This report examines whether EU Member States are converging or diverging with regard to working conditions and quality of work and employment. While the findings reveal a relative divergence in Europe with the joining of the new Member States in 2004 and 2007, the results confirm that the gap is closing and that in some of the older Member States there is evidence of disimprovements in some areas, such as prevalence of work intensity and reduced access to training. Data from four European Working Conditions Surveys is used to compare trends across a fifteen-year time span. An executive summary is available.

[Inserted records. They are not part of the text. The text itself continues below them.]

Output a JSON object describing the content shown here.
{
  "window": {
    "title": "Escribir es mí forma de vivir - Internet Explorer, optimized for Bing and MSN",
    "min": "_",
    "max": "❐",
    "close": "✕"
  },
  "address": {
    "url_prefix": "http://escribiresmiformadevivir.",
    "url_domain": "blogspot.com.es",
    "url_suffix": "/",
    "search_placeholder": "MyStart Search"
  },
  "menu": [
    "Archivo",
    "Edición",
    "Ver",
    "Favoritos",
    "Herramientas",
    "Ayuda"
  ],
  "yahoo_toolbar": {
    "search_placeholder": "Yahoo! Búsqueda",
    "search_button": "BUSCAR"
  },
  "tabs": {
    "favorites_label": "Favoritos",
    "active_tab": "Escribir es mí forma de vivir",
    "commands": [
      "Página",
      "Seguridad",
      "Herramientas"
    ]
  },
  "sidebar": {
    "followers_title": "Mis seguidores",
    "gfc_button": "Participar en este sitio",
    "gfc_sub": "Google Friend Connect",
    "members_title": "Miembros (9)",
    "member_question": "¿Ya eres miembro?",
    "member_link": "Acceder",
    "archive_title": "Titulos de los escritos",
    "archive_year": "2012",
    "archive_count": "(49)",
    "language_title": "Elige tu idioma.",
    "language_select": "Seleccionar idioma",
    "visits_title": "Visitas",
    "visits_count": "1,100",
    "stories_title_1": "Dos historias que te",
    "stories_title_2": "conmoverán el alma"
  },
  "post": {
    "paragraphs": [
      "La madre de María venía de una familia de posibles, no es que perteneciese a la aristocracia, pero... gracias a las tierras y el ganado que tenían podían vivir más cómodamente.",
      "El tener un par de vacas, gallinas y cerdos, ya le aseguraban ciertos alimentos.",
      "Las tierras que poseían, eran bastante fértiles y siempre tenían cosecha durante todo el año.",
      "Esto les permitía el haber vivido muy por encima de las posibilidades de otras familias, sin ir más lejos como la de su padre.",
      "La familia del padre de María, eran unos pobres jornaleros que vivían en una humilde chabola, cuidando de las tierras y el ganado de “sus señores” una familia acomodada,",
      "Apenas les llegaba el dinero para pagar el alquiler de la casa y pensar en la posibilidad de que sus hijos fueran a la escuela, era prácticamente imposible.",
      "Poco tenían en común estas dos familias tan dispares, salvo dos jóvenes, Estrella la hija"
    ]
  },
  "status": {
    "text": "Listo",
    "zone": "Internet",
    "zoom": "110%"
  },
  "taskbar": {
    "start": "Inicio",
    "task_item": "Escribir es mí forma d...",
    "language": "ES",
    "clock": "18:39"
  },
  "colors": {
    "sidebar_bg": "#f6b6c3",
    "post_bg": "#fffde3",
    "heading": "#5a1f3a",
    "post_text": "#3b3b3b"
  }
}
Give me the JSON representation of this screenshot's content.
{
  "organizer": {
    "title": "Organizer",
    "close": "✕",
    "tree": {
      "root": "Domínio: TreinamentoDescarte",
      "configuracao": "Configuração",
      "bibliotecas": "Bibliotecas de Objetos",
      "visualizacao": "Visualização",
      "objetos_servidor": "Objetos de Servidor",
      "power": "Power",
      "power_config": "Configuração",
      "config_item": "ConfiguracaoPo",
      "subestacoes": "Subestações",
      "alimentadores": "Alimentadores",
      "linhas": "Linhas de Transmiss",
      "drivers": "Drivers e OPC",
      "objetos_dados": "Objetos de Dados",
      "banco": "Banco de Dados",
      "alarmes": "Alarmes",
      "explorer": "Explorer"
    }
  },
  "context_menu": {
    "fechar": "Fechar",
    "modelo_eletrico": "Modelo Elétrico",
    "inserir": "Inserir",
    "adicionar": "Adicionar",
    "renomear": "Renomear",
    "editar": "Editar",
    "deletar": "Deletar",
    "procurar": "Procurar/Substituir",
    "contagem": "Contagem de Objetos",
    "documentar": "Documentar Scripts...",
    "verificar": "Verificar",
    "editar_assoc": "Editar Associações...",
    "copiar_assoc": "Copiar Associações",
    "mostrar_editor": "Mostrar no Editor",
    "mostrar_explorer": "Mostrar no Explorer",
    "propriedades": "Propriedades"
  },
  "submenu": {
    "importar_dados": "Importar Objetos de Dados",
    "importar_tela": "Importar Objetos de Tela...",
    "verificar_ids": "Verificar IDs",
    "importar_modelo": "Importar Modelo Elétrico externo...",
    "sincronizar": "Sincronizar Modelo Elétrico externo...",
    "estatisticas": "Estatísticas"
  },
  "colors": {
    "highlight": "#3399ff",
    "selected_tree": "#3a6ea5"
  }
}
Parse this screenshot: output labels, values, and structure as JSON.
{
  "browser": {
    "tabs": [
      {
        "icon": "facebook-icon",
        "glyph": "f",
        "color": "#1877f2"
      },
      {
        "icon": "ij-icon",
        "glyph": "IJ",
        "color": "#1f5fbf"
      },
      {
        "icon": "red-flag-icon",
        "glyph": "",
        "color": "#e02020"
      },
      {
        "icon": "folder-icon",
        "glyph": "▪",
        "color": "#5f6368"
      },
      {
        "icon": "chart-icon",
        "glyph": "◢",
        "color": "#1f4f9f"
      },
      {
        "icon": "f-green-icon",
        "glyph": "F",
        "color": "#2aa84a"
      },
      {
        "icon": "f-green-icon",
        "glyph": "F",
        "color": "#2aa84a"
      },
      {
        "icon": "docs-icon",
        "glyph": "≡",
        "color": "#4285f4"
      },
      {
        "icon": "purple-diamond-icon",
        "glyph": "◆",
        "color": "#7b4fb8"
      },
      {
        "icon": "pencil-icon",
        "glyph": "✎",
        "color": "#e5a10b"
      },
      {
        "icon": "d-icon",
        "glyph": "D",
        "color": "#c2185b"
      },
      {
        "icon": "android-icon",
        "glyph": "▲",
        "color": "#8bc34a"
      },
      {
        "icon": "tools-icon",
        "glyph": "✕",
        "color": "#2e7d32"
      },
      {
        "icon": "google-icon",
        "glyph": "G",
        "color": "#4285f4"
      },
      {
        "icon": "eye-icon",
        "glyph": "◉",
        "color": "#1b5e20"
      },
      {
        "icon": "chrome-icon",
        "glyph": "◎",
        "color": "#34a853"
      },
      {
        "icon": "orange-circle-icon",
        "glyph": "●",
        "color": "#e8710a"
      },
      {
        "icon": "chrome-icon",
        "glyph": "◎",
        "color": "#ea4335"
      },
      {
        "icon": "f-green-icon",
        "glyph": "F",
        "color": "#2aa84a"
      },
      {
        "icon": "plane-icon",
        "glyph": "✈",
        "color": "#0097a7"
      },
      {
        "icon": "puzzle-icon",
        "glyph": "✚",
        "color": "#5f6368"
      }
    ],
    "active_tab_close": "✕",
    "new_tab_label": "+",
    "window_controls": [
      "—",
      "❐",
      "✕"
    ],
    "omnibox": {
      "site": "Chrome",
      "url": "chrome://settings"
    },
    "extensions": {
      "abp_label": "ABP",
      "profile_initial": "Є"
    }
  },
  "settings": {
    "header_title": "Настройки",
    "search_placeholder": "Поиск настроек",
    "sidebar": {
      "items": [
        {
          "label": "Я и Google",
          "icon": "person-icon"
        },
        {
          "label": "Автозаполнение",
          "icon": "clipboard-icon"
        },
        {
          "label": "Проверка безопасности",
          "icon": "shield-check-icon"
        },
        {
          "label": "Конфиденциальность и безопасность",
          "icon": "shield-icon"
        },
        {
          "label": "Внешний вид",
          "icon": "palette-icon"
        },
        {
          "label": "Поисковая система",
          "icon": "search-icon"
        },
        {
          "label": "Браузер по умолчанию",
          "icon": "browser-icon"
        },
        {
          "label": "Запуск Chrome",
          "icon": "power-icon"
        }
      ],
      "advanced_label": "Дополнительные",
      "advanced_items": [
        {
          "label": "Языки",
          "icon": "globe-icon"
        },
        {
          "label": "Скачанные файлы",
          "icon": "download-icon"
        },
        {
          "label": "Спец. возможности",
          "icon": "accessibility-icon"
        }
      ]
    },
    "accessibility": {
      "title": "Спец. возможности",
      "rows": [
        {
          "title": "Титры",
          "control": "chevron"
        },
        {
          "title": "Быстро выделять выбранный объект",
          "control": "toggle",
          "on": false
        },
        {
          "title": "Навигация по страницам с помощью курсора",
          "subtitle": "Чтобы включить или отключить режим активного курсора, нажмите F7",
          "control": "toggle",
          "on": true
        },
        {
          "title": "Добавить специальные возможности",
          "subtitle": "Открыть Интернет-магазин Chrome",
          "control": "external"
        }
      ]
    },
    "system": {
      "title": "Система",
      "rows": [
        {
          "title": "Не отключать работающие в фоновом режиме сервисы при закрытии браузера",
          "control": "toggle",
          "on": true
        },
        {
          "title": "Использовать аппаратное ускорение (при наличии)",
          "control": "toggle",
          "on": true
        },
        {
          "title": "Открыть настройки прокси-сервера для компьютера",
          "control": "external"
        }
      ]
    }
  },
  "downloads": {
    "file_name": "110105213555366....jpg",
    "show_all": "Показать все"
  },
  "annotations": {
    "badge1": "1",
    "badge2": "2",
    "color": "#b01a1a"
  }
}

The concept of the 'working poor' has become increasing applicable to social and labour market realities in the EU, due to the rise in atypical and precarious work patterns and a growing polarisation in the labour market between low or unskilled work and highskilled work. Based primarily on a comprehensive literature review, this report covers issues such as definitions of the working poor, the incidence and characteristics of the working poor and related subgroups, as well as examining the various policy responses aimed at alleviating or combating working poverty.